Taxation of hedge funds
02 June 2014
Posted by: Author: Heinrich Louw
Author: Heinrich Louw (CliffeDekkerHofmeyr)
the release on 12 September 2012 of a proposed framework for the regulation of
hedge funds, the National Treasury and the Financial Services Board released
draft regulations (Draft Regulations), together with an explanatory memorandum
(Memorandum), on 16 April 2014.
Memorandum cites two factors that influenced Government’s decision to regulate
hedge funds, not only at manager level, but also at portfolio level:
the global financial crisis of 2008; and
South Africa’s commitments as member of the G20.
funds are to be regulated in terms of the existing legislative framework
provided by the Collective Investment Schemes Control Act, No. 45 of 2002
(CISCA) and specifically as a scheme declared by the Minister of Finance under
s63 of CISCA.
Draft Regulations define a 'hedge fund' as:
collective investment scheme which uses any strategy or takes any position
which could result in the portfolio incurring losses greater than its aggregate
market value at any point in time, and which strategies or positions include,
but are not limited to –
net short positions".
the Draft Regulations make provision for the registration of hedge fund
managers, and set out various prudential and reporting requirements for
financial regulatory purposes, it is important to appreciate the significance
of bringing hedge funds under the framework of collective investment schemes
for tax purposes.
amendments have already been introduced into the Income Tax Act, No. 58 of 1962
(Act) in 2013 to cater for the taxation of hedge funds as collective investment
schemes, and these amendments will take effect as soon as the Minister

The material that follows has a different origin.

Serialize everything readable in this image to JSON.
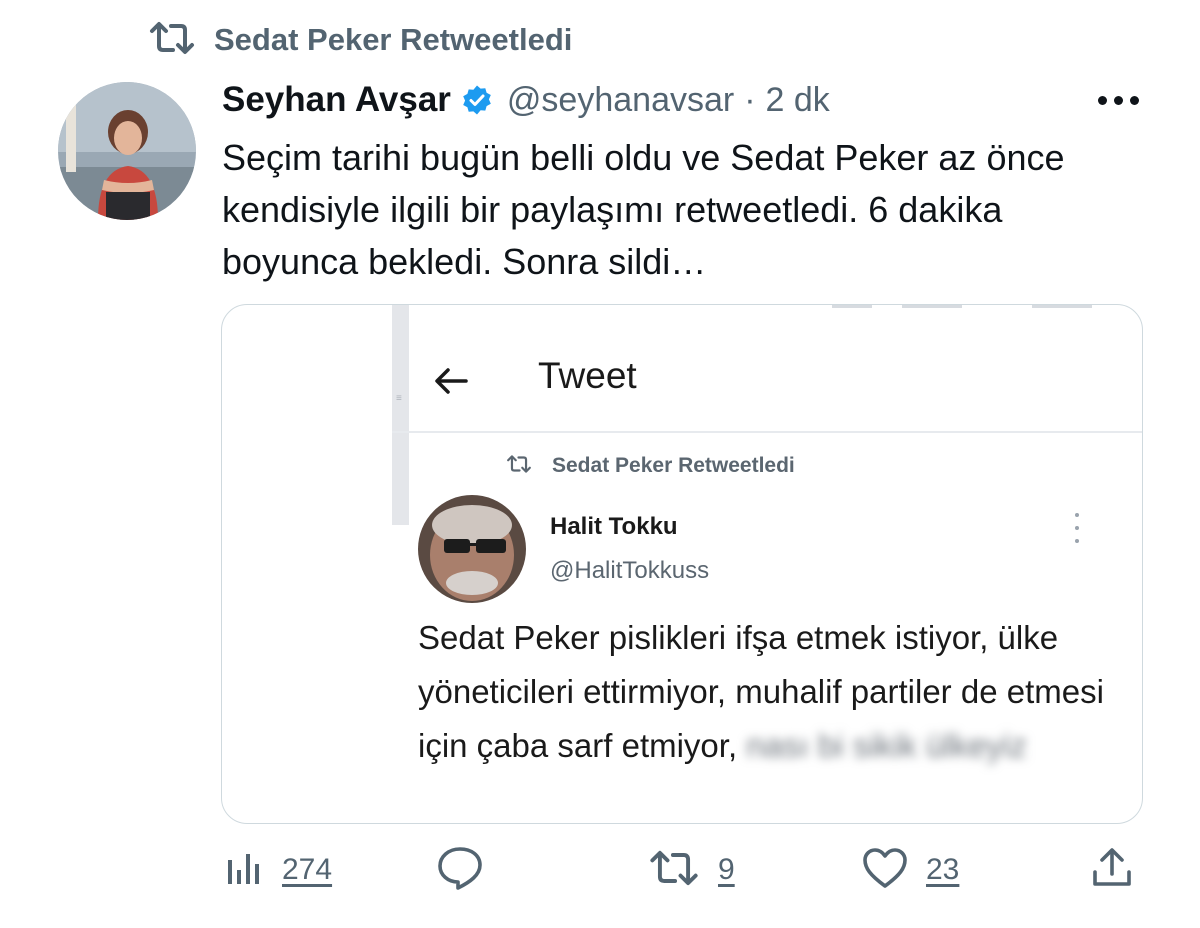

of Finance declares hedge funds to be collective investment schemes under s63
hedge funds are to be taxed on a flow-through basis similar to that of
traditional collective investment schemes. S25BA of the Act provides that
amounts received by or accrued to a portfolio of a collective investment scheme
than property schemes) are deemed to have accrued to the participant if such
income is distributed to the participant within 12 months of accrual to the
portfolio. In these circumstances the portfolio is exempt. However, if no
distribution is made within the 12 month period, the amounts are deemed to have
accrued to the portfolio, and the portfolio will be taxed accordingly. Also,
dividend income will then not be exempt in the hands of the portfolio.
Collective investment schemes (other than property schemes) are however exempt
from capital gains tax in terms of paragraph 61 of the Eighth Schedule
to the Act.
treatment will apply whether the hedge fund is a 'qualified investor' or a
retail fund, and irrespective of whether the hedge fund is structured as a
company, trust or partnership.
respect of the disposal by a participant of a participatory interest in a hedge
fund, s9C of the Act has been amended to include such participatory interest in
the definition of an 'equity share' and the disposal of the interest will be
deemed to be
on capital account where the participant has held the interest for more than
three years (as is the case with 'equity shares' as defined). In other
circumstances the ordinary rules will apply in respect of determining whether
the disposal of the participatory interest should be treated as being on
capital or revenue account.
of hedge funds as well as investors should take note of the Draft Regulations
and understand the tax consequences that will arise when final regulations are
published and the Minister of Finance declares hedge funds to be collective
This article first appeared on cliffedekkerhofmeyr.co.za.